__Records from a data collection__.
==========

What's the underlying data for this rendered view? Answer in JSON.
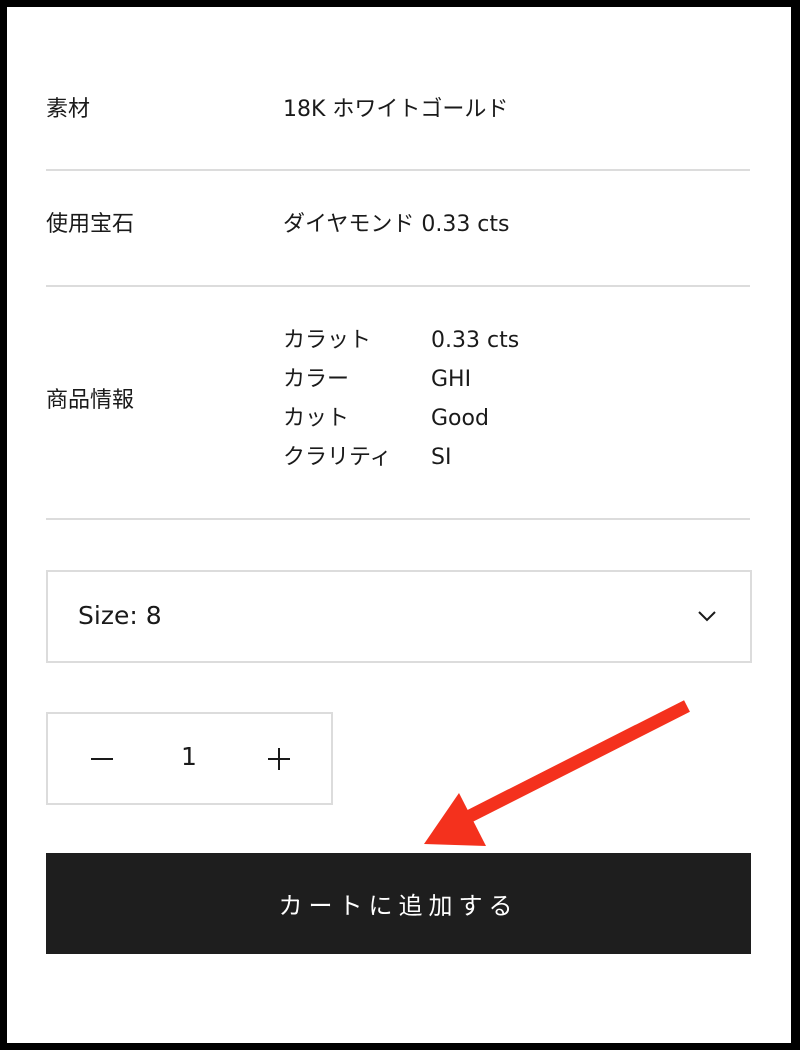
{
  "specs": [
    {
      "label": "素材",
      "value": "18K ホワイトゴールド"
    },
    {
      "label": "使用宝石",
      "value": "ダイヤモンド 0.33 cts"
    },
    {
      "label": "商品情報"
    }
  ],
  "product_details": [
    {
      "key": "カラット",
      "value": "0.33 cts"
    },
    {
      "key": "カラー",
      "value": "GHI"
    },
    {
      "key": "カット",
      "value": "Good"
    },
    {
      "key": "クラリティ",
      "value": "SI"
    }
  ],
  "size_select": {
    "selected": "Size: 8",
    "icon": "chevron-down-icon"
  },
  "quantity": {
    "value": "1",
    "decrement_icon": "minus-icon",
    "increment_icon": "plus-icon"
  },
  "cart_button": {
    "label": "カートに追加する"
  },
  "annotation": {
    "icon": "red-arrow-icon",
    "color": "#f4311d"
  }
}
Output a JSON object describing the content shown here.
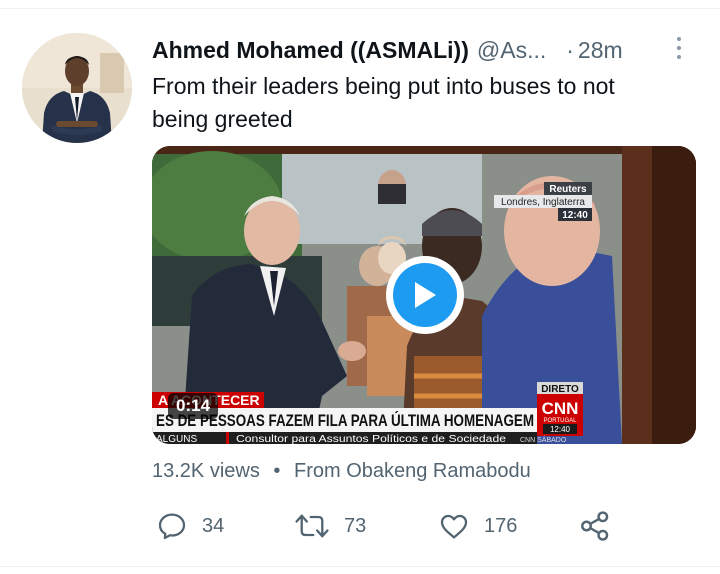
{
  "tweet": {
    "display_name": "Ahmed Mohamed ((ASMALi))",
    "handle": "@As...",
    "separator": "·",
    "time": "28m",
    "text": "From their leaders being put into buses to not being greeted",
    "avatar_icon": "profile-photo"
  },
  "media": {
    "type": "video",
    "duration": "0:14",
    "play_icon": "play-icon",
    "video_frame": {
      "reuters": "Reuters",
      "location": "Londres, Inglaterra",
      "clock": "12:40",
      "banner_tag": "A ACONTECER",
      "headline": "ES DE PESSOAS FAZEM FILA PARA ÚLTIMA HOMENAGEM",
      "ticker_left": "ALGUNS",
      "ticker_right": "Consultor para Assuntos Políticos e de Sociedade",
      "live_label": "DIRETO",
      "network": "CNN",
      "network_sub": "PORTUGAL",
      "network_time": "12:40",
      "ticker_channel": "CNN SÁBADO"
    }
  },
  "meta": {
    "views": "13.2K views",
    "bullet": "•",
    "from_label": "From Obakeng Ramabodu"
  },
  "actions": {
    "reply_count": "34",
    "retweet_count": "73",
    "like_count": "176"
  },
  "colors": {
    "accent": "#1d9bf0",
    "secondary_text": "#536471",
    "primary_text": "#0f1419",
    "divider": "#eff3f4"
  }
}
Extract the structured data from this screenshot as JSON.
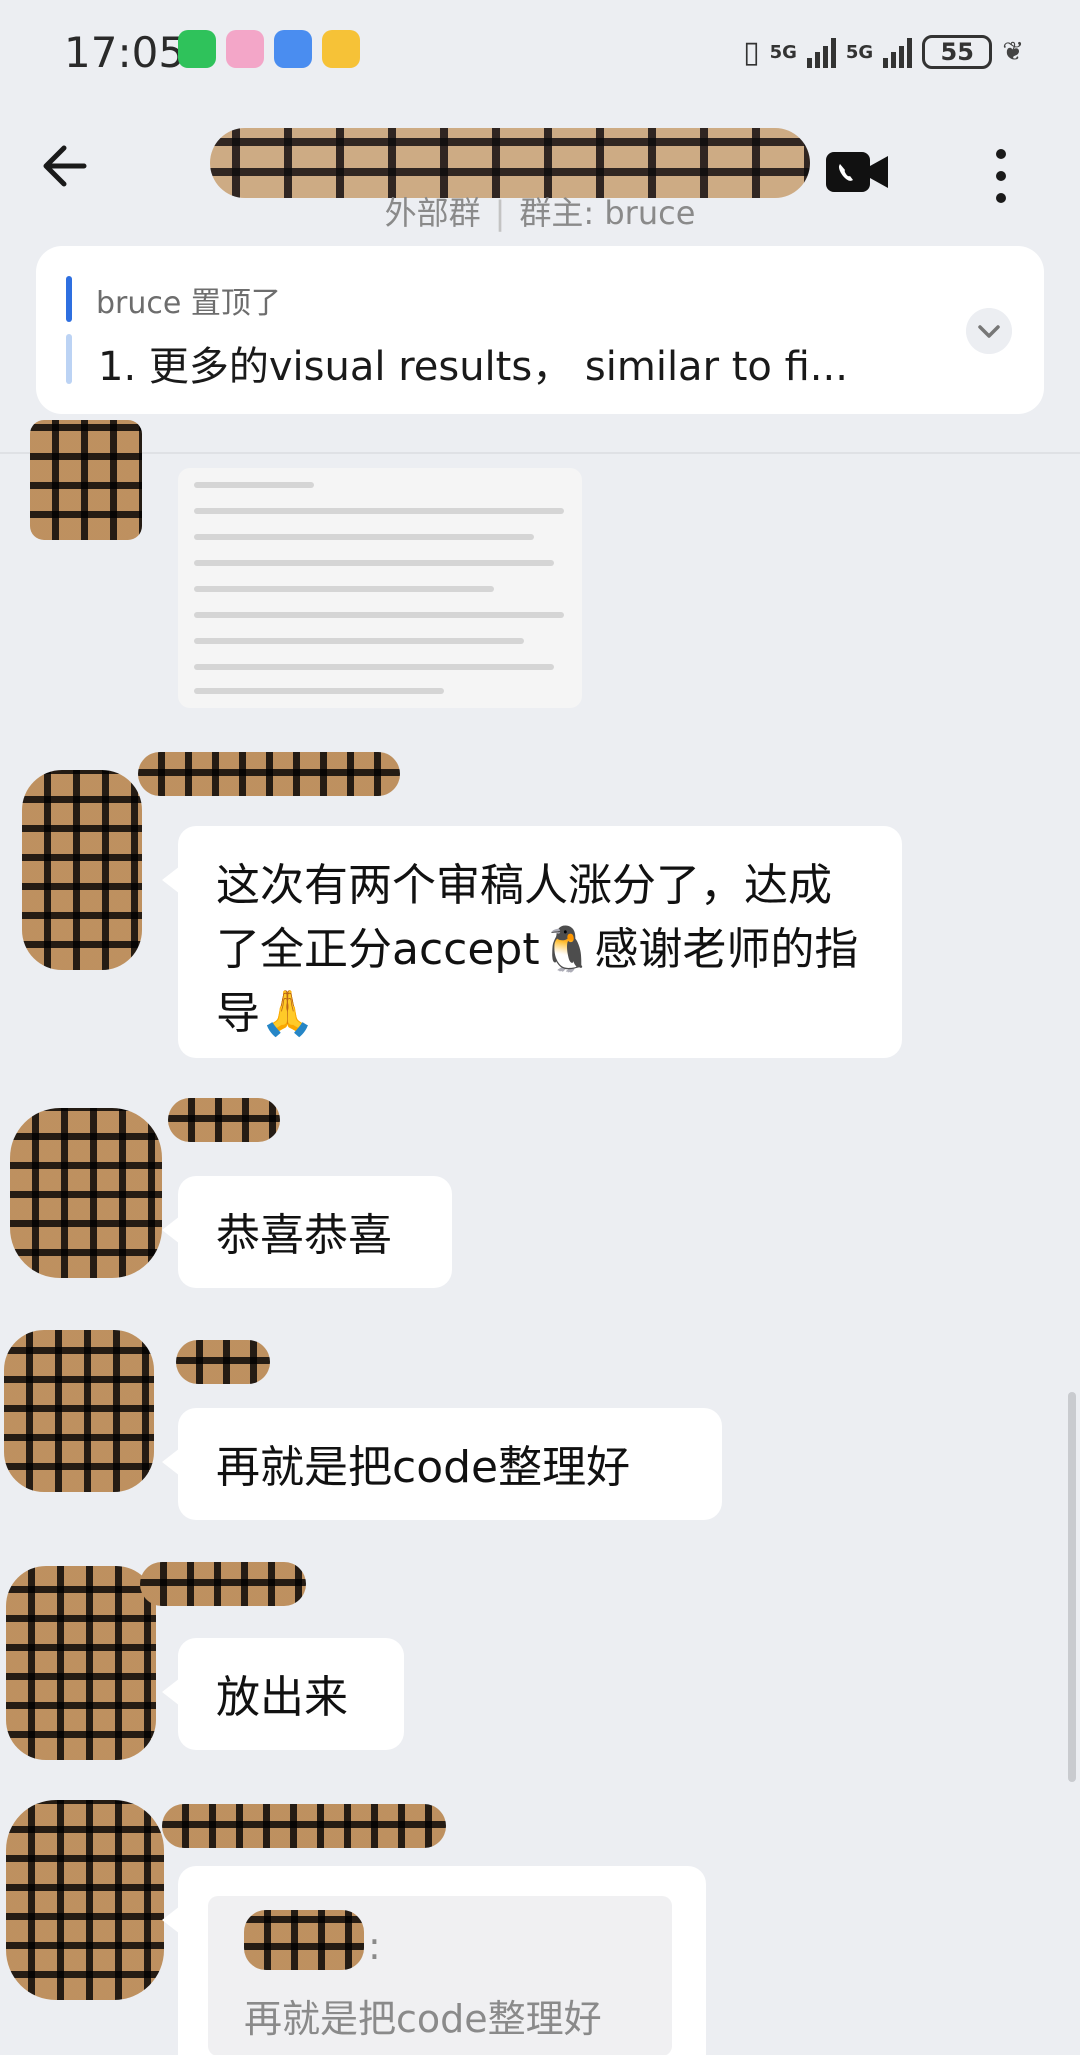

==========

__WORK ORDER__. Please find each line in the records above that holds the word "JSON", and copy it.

__OUTPUT OF THE EXERCISE__.
What's the underlying data for this rendered view? Answer in JSON.
Output a JSON object describing the content shown here.
Extract the structured data from this screenshot as JSON.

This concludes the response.